== Extracted material ==
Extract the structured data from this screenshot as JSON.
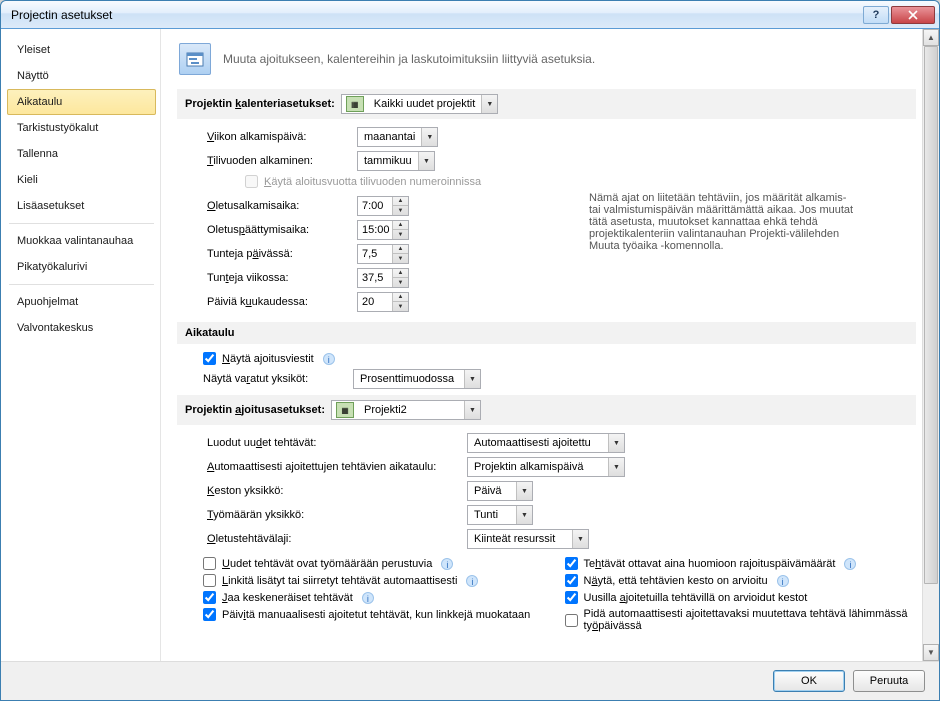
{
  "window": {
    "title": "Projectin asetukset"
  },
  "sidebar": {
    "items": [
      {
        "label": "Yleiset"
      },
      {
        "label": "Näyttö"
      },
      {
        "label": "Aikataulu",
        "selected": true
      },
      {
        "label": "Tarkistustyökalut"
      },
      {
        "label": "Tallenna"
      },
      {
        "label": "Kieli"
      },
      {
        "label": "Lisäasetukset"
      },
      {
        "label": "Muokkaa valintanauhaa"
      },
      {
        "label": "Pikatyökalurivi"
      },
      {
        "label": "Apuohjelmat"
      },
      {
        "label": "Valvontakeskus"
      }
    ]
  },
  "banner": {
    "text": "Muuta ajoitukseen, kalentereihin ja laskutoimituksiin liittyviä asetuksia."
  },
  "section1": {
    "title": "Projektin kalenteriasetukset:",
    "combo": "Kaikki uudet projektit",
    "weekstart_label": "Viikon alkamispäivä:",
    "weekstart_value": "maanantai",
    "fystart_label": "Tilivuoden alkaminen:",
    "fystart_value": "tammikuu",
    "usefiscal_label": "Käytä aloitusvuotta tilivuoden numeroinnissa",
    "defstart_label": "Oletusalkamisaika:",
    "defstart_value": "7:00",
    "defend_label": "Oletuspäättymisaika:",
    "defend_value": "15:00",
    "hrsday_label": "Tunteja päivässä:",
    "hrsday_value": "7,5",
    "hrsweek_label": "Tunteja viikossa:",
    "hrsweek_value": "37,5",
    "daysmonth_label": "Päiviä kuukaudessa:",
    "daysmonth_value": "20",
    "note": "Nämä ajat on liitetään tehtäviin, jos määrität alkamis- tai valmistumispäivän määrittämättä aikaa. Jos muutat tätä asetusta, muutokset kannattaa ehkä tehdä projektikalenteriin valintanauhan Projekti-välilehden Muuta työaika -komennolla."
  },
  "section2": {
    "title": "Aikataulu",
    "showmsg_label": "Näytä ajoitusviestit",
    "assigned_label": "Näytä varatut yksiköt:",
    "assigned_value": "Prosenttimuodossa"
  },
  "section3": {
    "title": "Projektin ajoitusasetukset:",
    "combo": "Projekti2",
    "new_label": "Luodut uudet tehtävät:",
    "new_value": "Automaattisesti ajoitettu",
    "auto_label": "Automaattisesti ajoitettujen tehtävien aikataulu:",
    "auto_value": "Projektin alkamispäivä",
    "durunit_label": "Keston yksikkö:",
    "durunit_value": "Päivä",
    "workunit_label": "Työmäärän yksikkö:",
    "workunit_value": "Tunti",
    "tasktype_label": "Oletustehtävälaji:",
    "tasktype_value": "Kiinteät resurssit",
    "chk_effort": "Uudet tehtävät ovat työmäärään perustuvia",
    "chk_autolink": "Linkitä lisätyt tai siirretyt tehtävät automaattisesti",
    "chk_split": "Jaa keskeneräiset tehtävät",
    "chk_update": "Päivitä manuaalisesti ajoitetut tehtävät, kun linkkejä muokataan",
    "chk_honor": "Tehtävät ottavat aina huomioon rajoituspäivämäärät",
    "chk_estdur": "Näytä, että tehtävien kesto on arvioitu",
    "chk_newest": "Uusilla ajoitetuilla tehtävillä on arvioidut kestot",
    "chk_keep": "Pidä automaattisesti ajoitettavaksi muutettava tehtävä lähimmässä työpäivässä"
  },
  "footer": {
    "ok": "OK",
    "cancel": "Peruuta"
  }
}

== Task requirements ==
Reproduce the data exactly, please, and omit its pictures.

== The answer ==
Extract the structured data from this screenshot as JSON.
{
  "window": {
    "title": "Projectin asetukset"
  },
  "sidebar": {
    "items": [
      {
        "label": "Yleiset"
      },
      {
        "label": "Näyttö"
      },
      {
        "label": "Aikataulu",
        "selected": true
      },
      {
        "label": "Tarkistustyökalut"
      },
      {
        "label": "Tallenna"
      },
      {
        "label": "Kieli"
      },
      {
        "label": "Lisäasetukset"
      },
      {
        "label": "Muokkaa valintanauhaa"
      },
      {
        "label": "Pikatyökalurivi"
      },
      {
        "label": "Apuohjelmat"
      },
      {
        "label": "Valvontakeskus"
      }
    ]
  },
  "banner": {
    "text": "Muuta ajoitukseen, kalentereihin ja laskutoimituksiin liittyviä asetuksia."
  },
  "section1": {
    "title": "Projektin kalenteriasetukset:",
    "combo": "Kaikki uudet projektit",
    "weekstart_label": "Viikon alkamispäivä:",
    "weekstart_value": "maanantai",
    "fystart_label": "Tilivuoden alkaminen:",
    "fystart_value": "tammikuu",
    "usefiscal_label": "Käytä aloitusvuotta tilivuoden numeroinnissa",
    "defstart_label": "Oletusalkamisaika:",
    "defstart_value": "7:00",
    "defend_label": "Oletuspäättymisaika:",
    "defend_value": "15:00",
    "hrsday_label": "Tunteja päivässä:",
    "hrsday_value": "7,5",
    "hrsweek_label": "Tunteja viikossa:",
    "hrsweek_value": "37,5",
    "daysmonth_label": "Päiviä kuukaudessa:",
    "daysmonth_value": "20",
    "note": "Nämä ajat on liitetään tehtäviin, jos määrität alkamis- tai valmistumispäivän määrittämättä aikaa. Jos muutat tätä asetusta, muutokset kannattaa ehkä tehdä projektikalenteriin valintanauhan Projekti-välilehden Muuta työaika -komennolla."
  },
  "section2": {
    "title": "Aikataulu",
    "showmsg_label": "Näytä ajoitusviestit",
    "assigned_label": "Näytä varatut yksiköt:",
    "assigned_value": "Prosenttimuodossa"
  },
  "section3": {
    "title": "Projektin ajoitusasetukset:",
    "combo": "Projekti2",
    "new_label": "Luodut uudet tehtävät:",
    "new_value": "Automaattisesti ajoitettu",
    "auto_label": "Automaattisesti ajoitettujen tehtävien aikataulu:",
    "auto_value": "Projektin alkamispäivä",
    "durunit_label": "Keston yksikkö:",
    "durunit_value": "Päivä",
    "workunit_label": "Työmäärän yksikkö:",
    "workunit_value": "Tunti",
    "tasktype_label": "Oletustehtävälaji:",
    "tasktype_value": "Kiinteät resurssit",
    "chk_effort": "Uudet tehtävät ovat työmäärään perustuvia",
    "chk_autolink": "Linkitä lisätyt tai siirretyt tehtävät automaattisesti",
    "chk_split": "Jaa keskeneräiset tehtävät",
    "chk_update": "Päivitä manuaalisesti ajoitetut tehtävät, kun linkkejä muokataan",
    "chk_honor": "Tehtävät ottavat aina huomioon rajoituspäivämäärät",
    "chk_estdur": "Näytä, että tehtävien kesto on arvioitu",
    "chk_newest": "Uusilla ajoitetuilla tehtävillä on arvioidut kestot",
    "chk_keep": "Pidä automaattisesti ajoitettavaksi muutettava tehtävä lähimmässä työpäivässä"
  },
  "footer": {
    "ok": "OK",
    "cancel": "Peruuta"
  }
}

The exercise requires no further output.